Exercise description> A verbatim reproduction of all the entries is needed.

** Records provided follows **

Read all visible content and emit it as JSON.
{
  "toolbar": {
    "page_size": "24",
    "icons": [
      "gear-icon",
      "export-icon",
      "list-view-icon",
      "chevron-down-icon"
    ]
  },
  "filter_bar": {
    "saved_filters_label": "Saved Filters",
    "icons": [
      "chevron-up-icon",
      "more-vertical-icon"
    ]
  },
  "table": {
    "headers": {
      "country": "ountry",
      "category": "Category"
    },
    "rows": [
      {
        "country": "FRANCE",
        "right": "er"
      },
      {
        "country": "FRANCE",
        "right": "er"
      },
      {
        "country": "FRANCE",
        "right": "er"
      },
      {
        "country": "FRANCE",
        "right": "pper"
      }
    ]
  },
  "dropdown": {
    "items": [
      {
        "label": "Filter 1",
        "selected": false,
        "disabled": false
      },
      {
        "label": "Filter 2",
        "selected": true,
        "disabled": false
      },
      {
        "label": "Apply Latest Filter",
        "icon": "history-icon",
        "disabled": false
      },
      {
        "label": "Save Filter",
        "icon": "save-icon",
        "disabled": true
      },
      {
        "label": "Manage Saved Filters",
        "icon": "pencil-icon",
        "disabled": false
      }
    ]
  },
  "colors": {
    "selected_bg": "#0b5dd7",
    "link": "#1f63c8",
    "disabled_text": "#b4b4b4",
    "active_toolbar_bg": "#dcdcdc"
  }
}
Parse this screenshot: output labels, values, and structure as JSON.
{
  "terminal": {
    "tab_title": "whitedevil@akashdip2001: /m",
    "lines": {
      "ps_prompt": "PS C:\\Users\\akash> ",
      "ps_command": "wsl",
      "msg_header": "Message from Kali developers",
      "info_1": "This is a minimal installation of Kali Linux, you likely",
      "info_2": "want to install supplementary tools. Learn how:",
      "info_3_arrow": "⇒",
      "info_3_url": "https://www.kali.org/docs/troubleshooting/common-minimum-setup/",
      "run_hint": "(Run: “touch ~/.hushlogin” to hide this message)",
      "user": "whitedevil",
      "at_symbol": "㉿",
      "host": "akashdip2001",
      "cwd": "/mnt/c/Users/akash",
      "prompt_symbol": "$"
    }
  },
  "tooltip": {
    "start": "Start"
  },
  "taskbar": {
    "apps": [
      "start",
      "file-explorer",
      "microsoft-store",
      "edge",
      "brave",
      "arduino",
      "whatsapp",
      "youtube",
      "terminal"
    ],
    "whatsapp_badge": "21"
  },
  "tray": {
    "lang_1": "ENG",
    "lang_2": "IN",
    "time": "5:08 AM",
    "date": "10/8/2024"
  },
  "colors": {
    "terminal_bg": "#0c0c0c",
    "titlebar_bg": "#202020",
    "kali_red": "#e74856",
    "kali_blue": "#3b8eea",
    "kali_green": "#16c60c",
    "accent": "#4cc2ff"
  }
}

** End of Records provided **

Task answer>
Read all visible content and emit it as JSON.
{
  "toolbar": {
    "page_size": "24",
    "icons": [
      "gear-icon",
      "export-icon",
      "list-view-icon",
      "chevron-down-icon"
    ]
  },
  "filter_bar": {
    "saved_filters_label": "Saved Filters",
    "icons": [
      "chevron-up-icon",
      "more-vertical-icon"
    ]
  },
  "table": {
    "headers": {
      "country": "ountry",
      "category": "Category"
    },
    "rows": [
      {
        "country": "FRANCE",
        "right": "er"
      },
      {
        "country": "FRANCE",
        "right": "er"
      },
      {
        "country": "FRANCE",
        "right": "er"
      },
      {
        "country": "FRANCE",
        "right": "pper"
      }
    ]
  },
  "dropdown": {
    "items": [
      {
        "label": "Filter 1",
        "selected": false,
        "disabled": false
      },
      {
        "label": "Filter 2",
        "selected": true,
        "disabled": false
      },
      {
        "label": "Apply Latest Filter",
        "icon": "history-icon",
        "disabled": false
      },
      {
        "label": "Save Filter",
        "icon": "save-icon",
        "disabled": true
      },
      {
        "label": "Manage Saved Filters",
        "icon": "pencil-icon",
        "disabled": false
      }
    ]
  },
  "colors": {
    "selected_bg": "#0b5dd7",
    "link": "#1f63c8",
    "disabled_text": "#b4b4b4",
    "active_toolbar_bg": "#dcdcdc"
  }
}
Parse this screenshot: output labels, values, and structure as JSON.
{
  "terminal": {
    "tab_title": "whitedevil@akashdip2001: /m",
    "lines": {
      "ps_prompt": "PS C:\\Users\\akash> ",
      "ps_command": "wsl",
      "msg_header": "Message from Kali developers",
      "info_1": "This is a minimal installation of Kali Linux, you likely",
      "info_2": "want to install supplementary tools. Learn how:",
      "info_3_arrow": "⇒",
      "info_3_url": "https://www.kali.org/docs/troubleshooting/common-minimum-setup/",
      "run_hint": "(Run: “touch ~/.hushlogin” to hide this message)",
      "user": "whitedevil",
      "at_symbol": "㉿",
      "host": "akashdip2001",
      "cwd": "/mnt/c/Users/akash",
      "prompt_symbol": "$"
    }
  },
  "tooltip": {
    "start": "Start"
  },
  "taskbar": {
    "apps": [
      "start",
      "file-explorer",
      "microsoft-store",
      "edge",
      "brave",
      "arduino",
      "whatsapp",
      "youtube",
      "terminal"
    ],
    "whatsapp_badge": "21"
  },
  "tray": {
    "lang_1": "ENG",
    "lang_2": "IN",
    "time": "5:08 AM",
    "date": "10/8/2024"
  },
  "colors": {
    "terminal_bg": "#0c0c0c",
    "titlebar_bg": "#202020",
    "kali_red": "#e74856",
    "kali_blue": "#3b8eea",
    "kali_green": "#16c60c",
    "accent": "#4cc2ff"
  }
}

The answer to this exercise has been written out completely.